— WORK TO COMPLETE —
Every line below that has the word "Hallo" counts once; report how many lines that makes, with no other words.

— DATASET EXTRACT —
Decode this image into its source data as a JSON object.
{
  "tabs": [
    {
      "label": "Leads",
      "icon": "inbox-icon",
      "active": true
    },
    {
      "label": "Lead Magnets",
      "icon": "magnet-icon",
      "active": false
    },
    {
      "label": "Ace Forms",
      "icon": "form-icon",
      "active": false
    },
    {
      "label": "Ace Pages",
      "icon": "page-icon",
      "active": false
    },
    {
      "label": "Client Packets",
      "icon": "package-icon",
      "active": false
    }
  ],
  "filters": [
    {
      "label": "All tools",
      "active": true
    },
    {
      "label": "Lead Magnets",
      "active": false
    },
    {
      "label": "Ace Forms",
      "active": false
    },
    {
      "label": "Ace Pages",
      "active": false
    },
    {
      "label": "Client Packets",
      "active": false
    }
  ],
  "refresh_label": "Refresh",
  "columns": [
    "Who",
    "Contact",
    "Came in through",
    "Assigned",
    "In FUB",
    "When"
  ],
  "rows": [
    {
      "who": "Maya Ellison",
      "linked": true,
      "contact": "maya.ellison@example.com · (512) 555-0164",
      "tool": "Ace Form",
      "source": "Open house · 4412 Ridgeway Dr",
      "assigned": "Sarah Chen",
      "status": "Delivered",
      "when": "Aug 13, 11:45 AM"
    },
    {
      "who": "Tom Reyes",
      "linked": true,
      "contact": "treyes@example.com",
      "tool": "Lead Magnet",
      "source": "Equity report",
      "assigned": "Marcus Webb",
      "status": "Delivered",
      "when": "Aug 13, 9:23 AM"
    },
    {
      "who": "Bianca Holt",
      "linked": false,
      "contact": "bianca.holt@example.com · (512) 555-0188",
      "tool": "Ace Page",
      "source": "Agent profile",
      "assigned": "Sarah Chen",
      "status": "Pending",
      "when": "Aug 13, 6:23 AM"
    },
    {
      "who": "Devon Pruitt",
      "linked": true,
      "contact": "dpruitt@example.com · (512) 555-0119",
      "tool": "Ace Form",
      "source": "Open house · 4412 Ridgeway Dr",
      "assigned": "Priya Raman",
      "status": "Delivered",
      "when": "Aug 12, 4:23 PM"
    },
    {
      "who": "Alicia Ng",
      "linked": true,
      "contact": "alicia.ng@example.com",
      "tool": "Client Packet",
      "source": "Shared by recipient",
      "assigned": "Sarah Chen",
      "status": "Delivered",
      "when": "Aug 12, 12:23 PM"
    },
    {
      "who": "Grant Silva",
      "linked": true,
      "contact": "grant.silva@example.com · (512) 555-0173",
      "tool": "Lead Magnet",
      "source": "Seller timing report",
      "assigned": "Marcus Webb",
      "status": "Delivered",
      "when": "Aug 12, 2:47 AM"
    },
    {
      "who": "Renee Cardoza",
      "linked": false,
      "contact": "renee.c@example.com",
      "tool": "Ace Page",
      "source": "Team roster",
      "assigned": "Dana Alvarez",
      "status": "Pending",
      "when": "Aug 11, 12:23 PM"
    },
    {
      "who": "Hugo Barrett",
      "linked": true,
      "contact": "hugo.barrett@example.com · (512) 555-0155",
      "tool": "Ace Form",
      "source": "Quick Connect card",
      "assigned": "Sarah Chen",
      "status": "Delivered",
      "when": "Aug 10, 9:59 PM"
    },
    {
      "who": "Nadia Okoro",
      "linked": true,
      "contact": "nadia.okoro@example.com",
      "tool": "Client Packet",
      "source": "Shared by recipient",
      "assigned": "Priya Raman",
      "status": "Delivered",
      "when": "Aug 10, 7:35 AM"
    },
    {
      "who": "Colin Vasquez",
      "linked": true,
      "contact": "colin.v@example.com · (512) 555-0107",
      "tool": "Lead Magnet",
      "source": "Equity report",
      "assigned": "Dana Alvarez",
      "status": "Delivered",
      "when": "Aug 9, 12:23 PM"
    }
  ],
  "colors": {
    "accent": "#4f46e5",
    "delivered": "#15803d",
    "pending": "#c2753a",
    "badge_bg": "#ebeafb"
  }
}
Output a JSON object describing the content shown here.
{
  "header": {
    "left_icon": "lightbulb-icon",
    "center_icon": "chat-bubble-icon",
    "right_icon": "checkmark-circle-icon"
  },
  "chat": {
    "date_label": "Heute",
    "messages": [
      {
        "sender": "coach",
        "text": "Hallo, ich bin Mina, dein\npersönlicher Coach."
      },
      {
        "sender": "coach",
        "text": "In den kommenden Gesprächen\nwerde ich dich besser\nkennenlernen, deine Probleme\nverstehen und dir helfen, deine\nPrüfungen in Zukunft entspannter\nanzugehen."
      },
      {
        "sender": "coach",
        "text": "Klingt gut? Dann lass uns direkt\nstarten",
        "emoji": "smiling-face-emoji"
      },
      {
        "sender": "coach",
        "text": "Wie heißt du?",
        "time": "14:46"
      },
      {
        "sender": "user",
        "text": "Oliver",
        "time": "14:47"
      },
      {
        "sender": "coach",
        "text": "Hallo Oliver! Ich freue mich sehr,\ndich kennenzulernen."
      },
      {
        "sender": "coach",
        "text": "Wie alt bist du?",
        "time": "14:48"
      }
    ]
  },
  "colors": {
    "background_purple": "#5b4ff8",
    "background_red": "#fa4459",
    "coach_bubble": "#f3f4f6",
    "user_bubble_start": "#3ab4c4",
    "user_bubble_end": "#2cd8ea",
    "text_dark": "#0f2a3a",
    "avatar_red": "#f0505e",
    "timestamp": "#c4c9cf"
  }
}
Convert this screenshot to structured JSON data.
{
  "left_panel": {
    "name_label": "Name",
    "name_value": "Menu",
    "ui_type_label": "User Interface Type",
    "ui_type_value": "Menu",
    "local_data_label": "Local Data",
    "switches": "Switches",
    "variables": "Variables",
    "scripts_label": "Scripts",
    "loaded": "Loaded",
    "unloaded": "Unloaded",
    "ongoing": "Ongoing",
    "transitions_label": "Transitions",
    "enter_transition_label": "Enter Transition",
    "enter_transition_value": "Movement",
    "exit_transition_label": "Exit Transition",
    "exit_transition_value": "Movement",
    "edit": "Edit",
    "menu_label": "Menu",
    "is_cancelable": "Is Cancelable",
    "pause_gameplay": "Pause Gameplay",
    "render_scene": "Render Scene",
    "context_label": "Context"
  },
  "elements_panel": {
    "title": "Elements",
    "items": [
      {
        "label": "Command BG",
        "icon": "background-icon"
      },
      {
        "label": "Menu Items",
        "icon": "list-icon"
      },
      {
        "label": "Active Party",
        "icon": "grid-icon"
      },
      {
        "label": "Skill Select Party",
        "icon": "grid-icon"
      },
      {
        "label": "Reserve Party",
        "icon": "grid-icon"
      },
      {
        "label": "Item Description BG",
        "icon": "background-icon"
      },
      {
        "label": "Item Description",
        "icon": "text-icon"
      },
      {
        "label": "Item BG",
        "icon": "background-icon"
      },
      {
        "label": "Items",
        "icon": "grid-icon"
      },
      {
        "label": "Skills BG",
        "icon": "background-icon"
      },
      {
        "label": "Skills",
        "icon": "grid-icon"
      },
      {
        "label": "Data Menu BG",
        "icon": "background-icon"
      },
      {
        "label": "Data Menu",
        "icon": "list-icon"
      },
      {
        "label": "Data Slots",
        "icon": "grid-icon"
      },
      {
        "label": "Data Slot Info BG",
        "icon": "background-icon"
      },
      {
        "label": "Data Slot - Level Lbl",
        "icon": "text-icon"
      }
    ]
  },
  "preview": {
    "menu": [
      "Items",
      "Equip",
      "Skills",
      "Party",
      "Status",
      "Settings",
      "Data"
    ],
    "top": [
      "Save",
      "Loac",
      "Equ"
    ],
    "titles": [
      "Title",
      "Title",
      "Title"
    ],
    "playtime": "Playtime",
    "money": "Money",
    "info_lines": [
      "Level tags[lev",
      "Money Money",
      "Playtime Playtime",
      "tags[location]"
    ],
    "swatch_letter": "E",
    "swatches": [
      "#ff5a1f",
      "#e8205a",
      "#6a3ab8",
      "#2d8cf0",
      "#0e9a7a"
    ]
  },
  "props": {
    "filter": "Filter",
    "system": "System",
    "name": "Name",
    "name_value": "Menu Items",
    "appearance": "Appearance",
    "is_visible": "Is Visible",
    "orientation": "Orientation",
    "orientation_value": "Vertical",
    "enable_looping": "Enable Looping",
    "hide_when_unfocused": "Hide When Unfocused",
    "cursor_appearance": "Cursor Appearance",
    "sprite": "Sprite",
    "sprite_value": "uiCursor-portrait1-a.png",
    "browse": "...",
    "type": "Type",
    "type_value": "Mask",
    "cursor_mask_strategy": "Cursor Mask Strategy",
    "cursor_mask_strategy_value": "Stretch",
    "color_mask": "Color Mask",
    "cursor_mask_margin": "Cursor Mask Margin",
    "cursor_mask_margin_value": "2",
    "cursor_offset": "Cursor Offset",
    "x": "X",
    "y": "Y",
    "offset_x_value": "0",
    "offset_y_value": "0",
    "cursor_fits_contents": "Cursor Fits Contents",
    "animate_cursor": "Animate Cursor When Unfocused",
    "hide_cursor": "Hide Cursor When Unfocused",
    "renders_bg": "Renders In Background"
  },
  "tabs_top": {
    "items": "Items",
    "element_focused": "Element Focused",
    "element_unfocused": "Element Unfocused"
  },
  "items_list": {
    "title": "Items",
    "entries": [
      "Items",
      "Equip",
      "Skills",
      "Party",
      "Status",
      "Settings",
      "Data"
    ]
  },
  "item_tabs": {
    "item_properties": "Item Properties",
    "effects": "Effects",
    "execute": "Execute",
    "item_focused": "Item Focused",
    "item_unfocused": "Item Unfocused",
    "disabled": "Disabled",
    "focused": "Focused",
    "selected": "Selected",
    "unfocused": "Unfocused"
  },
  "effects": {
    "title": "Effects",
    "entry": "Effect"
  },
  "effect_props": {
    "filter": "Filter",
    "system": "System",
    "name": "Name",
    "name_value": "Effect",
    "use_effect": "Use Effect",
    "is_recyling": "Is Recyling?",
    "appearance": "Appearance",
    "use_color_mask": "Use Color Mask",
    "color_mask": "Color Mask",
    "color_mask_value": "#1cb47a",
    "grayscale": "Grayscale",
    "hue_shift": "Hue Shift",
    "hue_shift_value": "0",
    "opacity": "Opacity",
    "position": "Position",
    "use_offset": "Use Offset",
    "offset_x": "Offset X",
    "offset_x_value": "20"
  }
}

— WRITTEN SOLUTION —
2